I know you write medieval fiction. Would you explain why?
My books are all set in dark age and medieval Wales. It’s a crazy time period, in a way, because we know so little about that era. This gives more scope for fiction, which is an aspect I particularly enjoy. I fell in love with Wales when I lived in the UK during my college years. Plus, my family is historically Welsh, and I found learning about my own history fascinating.
What is your theory or belief on how historically accurate you need to be? How does that affect your story? For alternative history writers: how did you decide to change history? How do you reconcile it with “real” history?
I write historical fantasy, alternative history, and medieval mysteries, so I cover the whole gamut of types of novels where history needs to be more or less real. With my After Cilmeri series, which is time travel/alternative history, I very rigorously adhere to the culture of the day and the historical events that I don’t change. At the same time, my books take off on a trajectory that never happened, which eases some of these concerns.
For my historical fantasy books, I apply the same standard, in that the events are as historically accurate as I can make them, except when I add the fantastical element (in The Last Pendragon Saga, this would be the interplay between the Celtic gods and our world, and in Cold My Heart, it’s the use of the sight and that the book is about King Arthur, who may not have existed at all).
For The Good Knight, the first of my Gareth and Gwen medieval mysteries, the events related in the book really happened. I include no ‘fantasy’ elements, except for the existence of Gareth and Gwen, my two detectives. That and the specifics of the crimes they solve are the fiction part in my historical fiction.
What is the most surprising thing in the period you write about?

One of the continually surprising things to me about medieval Wales is how little we know about it. We don’t know birthdays. We don’t know the names of mothers. We don’t know the exact location of Garth Celyn (Aber), the seat in North Wales of the Welsh princes. Ignorance about the history of Wales is so rampant that there’s a story that one of the twentieth century owners of what might be Garth Celyn found ancient documents stuffed into a wall and burned them because they were in Latin and she couldn’t read them!
Do you run into common misperceptions? How do you deal with them in your fiction?
I think there is very few common understandings about Wales in the United States, because so few people know anything about it. At the same time, the country has been sidelined and the people ridiculed by the ruling power (England) for 700 years. I spoke with one Welsh person, living in the United States, who talks about his grandmother being ‘put out in the yard’ as a schoolgirl for speaking Welsh. The prejudice and misunderstandings between the English and Welsh are too numerous to mention.
Who would you most like to meet from one of your novels? Tell us about them.
I want to meet Prince Hywel. He is the second bastard son of Owain Gwynedd, a king of North Wales in the 12th century. He’s not the main character in The Good Knight, but he plays a central role. He’s smart and resourceful and always strives to stay one step ahead of everyone else.
What is your next project?

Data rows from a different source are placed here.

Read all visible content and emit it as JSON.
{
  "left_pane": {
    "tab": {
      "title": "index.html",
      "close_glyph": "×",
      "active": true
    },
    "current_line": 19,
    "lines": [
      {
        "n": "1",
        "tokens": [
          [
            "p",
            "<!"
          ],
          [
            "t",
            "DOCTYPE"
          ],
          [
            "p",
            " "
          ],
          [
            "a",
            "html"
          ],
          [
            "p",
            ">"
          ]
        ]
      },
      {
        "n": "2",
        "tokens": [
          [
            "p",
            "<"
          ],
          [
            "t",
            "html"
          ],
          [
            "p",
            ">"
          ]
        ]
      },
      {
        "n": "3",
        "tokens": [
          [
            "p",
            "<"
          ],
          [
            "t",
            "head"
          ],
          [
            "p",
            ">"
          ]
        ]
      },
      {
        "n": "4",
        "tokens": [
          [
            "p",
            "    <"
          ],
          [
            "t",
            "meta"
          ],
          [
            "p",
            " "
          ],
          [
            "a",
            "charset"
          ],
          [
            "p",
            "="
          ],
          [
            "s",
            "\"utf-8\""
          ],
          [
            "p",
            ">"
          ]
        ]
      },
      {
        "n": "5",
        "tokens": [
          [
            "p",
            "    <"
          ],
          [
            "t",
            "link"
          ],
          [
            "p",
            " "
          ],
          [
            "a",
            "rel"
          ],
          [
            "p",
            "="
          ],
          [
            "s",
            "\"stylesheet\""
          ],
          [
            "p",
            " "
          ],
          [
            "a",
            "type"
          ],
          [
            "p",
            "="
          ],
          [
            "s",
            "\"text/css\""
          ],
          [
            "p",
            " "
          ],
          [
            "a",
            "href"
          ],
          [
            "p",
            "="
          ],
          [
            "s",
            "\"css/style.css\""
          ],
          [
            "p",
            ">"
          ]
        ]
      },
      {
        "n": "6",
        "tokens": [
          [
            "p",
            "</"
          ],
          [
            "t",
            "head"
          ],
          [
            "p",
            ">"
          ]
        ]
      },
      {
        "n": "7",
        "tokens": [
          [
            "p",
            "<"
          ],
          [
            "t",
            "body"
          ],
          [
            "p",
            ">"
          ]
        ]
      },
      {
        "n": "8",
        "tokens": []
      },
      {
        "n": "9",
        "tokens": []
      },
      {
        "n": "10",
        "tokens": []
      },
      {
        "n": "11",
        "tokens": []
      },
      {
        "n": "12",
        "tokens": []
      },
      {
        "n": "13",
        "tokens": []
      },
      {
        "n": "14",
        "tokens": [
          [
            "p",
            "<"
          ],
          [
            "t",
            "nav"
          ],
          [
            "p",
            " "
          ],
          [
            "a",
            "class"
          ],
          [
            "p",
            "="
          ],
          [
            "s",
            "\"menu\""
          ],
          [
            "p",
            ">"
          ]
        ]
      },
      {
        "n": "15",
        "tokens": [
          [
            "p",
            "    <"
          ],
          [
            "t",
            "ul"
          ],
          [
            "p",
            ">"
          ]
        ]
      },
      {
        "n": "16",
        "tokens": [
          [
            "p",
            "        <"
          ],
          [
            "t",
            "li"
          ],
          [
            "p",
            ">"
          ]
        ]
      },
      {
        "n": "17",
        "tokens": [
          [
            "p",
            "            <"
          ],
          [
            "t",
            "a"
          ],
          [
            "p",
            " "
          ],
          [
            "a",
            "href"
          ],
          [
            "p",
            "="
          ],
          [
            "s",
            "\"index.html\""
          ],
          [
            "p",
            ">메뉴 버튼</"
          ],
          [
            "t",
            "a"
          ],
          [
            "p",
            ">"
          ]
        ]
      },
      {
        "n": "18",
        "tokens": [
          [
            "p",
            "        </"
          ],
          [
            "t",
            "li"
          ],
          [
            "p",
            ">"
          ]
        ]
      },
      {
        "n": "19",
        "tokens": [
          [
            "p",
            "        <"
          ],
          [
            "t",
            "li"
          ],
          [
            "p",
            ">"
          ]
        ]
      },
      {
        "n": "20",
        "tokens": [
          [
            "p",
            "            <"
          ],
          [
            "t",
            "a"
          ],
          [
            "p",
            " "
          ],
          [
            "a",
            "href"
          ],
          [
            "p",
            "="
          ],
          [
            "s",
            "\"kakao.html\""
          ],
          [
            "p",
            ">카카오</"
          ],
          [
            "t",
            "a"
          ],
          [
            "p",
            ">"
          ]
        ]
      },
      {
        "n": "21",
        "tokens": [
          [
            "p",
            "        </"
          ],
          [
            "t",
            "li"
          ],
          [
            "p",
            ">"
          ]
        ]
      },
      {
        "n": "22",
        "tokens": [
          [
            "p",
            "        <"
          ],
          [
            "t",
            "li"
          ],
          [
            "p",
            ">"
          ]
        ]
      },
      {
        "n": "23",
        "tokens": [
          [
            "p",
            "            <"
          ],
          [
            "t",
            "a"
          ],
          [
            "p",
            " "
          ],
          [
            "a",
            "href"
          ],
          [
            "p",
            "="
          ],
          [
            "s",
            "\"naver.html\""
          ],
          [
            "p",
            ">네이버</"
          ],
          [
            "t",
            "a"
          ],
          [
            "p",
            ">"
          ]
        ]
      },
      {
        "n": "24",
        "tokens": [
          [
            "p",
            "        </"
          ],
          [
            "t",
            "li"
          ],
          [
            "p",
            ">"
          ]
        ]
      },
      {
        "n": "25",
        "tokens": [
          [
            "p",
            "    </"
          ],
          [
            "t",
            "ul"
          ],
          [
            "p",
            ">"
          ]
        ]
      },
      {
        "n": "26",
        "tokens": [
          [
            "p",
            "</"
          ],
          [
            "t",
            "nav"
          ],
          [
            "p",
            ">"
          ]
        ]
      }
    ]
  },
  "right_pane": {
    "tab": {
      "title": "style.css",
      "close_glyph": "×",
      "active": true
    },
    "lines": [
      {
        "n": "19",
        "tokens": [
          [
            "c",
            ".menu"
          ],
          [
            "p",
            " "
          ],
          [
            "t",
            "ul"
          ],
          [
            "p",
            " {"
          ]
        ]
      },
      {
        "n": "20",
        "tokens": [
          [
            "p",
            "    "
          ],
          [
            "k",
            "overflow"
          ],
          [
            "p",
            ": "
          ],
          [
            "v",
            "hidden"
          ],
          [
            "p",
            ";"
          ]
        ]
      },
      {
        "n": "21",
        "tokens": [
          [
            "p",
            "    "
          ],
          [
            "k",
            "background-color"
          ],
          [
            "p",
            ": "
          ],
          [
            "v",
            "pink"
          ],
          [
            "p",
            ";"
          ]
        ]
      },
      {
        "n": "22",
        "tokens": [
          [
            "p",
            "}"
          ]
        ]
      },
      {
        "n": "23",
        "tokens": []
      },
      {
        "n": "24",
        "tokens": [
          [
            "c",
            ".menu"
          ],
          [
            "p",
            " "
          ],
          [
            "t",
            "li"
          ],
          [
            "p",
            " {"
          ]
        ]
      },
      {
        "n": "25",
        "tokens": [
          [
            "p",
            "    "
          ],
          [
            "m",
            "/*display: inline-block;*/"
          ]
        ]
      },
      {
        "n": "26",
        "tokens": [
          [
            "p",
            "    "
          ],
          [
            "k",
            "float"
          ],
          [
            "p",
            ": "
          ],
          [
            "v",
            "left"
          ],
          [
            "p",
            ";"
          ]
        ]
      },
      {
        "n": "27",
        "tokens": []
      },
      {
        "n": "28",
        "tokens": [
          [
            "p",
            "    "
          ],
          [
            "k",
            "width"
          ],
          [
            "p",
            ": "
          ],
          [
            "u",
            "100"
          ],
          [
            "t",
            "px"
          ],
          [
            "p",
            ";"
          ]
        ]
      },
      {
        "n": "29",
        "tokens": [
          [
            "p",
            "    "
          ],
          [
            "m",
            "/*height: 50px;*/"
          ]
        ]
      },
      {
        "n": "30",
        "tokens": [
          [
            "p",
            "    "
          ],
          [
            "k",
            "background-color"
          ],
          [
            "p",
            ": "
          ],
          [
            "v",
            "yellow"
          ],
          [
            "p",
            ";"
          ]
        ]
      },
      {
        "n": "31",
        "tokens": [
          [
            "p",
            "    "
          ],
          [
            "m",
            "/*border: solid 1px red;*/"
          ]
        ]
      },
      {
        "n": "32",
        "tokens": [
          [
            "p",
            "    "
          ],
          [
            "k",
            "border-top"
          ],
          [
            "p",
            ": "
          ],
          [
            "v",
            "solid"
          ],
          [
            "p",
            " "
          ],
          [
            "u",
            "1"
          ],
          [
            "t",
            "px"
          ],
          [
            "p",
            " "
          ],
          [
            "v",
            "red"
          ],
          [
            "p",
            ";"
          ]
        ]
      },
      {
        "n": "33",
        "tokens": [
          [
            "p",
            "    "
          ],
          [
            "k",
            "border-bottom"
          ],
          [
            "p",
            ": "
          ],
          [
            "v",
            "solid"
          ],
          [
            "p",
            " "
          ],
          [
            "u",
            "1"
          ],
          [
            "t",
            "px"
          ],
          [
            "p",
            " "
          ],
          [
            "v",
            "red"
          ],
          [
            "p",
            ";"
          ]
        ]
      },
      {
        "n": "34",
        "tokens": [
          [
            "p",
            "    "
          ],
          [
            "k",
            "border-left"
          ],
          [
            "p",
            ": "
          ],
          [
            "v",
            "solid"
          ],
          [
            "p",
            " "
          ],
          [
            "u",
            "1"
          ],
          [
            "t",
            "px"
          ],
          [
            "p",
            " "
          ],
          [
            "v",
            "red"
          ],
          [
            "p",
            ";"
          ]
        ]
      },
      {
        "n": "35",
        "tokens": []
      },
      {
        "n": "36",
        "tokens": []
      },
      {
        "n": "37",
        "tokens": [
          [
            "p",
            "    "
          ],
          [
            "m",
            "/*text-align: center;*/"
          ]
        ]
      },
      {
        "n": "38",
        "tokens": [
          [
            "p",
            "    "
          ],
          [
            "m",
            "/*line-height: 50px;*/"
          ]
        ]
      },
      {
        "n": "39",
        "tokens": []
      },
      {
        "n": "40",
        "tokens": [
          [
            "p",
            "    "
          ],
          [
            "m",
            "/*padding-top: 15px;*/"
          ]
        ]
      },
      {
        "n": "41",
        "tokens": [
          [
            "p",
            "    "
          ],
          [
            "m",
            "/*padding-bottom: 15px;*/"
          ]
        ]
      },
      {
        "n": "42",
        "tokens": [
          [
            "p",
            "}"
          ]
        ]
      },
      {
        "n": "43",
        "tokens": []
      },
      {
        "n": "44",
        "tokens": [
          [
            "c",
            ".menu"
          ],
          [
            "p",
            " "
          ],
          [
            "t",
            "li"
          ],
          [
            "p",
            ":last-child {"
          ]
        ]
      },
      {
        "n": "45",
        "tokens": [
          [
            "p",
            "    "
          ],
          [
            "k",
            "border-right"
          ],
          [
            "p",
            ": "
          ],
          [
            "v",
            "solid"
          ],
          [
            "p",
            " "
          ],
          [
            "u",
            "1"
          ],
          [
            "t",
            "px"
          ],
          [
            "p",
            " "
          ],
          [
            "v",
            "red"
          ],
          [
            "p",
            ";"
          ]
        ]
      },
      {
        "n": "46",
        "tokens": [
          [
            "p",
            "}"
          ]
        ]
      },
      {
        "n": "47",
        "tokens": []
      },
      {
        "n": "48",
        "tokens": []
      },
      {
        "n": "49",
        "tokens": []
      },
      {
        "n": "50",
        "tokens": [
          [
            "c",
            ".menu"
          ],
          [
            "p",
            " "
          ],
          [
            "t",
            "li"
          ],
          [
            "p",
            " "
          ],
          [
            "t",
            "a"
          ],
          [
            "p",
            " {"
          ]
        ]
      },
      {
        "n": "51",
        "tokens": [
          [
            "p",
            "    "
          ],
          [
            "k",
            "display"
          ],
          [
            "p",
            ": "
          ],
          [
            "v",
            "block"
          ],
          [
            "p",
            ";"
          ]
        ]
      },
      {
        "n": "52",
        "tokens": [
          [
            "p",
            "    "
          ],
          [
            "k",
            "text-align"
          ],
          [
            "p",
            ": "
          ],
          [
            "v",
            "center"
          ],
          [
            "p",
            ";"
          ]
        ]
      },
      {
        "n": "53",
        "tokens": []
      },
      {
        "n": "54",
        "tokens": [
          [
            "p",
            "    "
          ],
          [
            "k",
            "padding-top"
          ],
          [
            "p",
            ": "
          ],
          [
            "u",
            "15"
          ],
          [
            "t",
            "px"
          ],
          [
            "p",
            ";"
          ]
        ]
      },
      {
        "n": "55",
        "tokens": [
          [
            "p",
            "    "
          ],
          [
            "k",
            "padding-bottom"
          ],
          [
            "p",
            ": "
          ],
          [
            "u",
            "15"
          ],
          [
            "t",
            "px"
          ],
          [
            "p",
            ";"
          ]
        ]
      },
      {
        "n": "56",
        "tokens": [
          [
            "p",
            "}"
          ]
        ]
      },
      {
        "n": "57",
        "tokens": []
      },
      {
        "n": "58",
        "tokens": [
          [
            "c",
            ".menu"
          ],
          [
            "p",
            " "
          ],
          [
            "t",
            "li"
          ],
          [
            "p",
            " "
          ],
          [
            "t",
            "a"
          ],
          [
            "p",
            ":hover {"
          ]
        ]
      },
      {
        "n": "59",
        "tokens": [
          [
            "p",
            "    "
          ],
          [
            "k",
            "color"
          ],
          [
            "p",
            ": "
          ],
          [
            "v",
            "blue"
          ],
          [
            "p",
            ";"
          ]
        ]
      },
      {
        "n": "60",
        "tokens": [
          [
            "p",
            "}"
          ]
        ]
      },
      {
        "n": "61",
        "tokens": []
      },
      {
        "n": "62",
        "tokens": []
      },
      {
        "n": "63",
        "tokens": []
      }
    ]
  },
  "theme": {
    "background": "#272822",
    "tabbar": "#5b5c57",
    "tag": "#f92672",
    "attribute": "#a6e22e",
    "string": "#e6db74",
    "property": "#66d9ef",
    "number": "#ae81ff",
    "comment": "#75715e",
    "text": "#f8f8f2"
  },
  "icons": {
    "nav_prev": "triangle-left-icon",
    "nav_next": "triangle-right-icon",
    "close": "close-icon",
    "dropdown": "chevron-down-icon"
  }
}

I am writing the second in the Gareth and Gwen medieval mystery series. The first draft is almost complete and I’m very excited about the book. I can’t wait to share it … I estimate it should come out in mid-2012.

Sarah, thanks again for telling us about your fascinating work. 

You can find The Good Knight on Amazon and Barnes & Noble.  You will also want to check out her other novels such as The Last Pendragon and Footsteps in Time.